Saturday night, still resisting the Oxycontin, I blew through Steve Martin's memoir about his development as a stand-up comic. There's a lot to like about this book, even beyond it being possible to consume in a single reading session. For our purposes, I'll just post a chunk of this 1966 meeting with Aaron Copland, who met with the then-unknown Martin and a friend who was researching a college paper.
"We knocked on the door, Copland answered, and over his shoulder we saw a group of men sitting in the living room wearing what looked like skimpy black thongs. He escorted us back to a flagstone patio, where I had the demanding job of turning the tape recorder on and off while Phil asked questions about Copland's creative process. We emerged a half hour later with the coveted interview and got in the car, never mentioning the men in skimpy black thongs, because, like trigonometry, we couldn't quite comprehend it."
Sam Allis catches up with James Levine, who the Globe columnist admires despite admitting "I've ground my teeth to powder over the years from the likes of Carter and Schoenberg."

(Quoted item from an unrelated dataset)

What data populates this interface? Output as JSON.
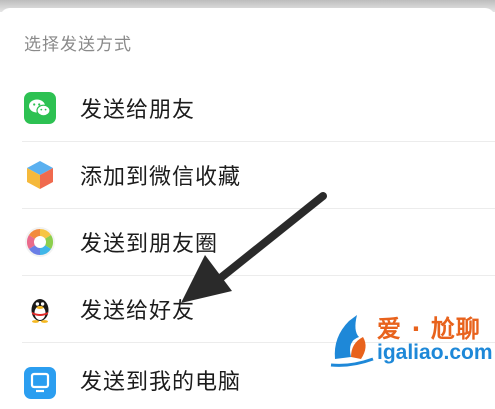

F. Scott was right. The rich really are different than you and I. For starters, they can turn to Warren Buffett for advice.
The New York Times dips into the Murakami show, and asks whether it's right for a museum to accept support from a commercial gallery with a clear stake in an artist's work.
Did anybody really think the Celtics would go 82-0?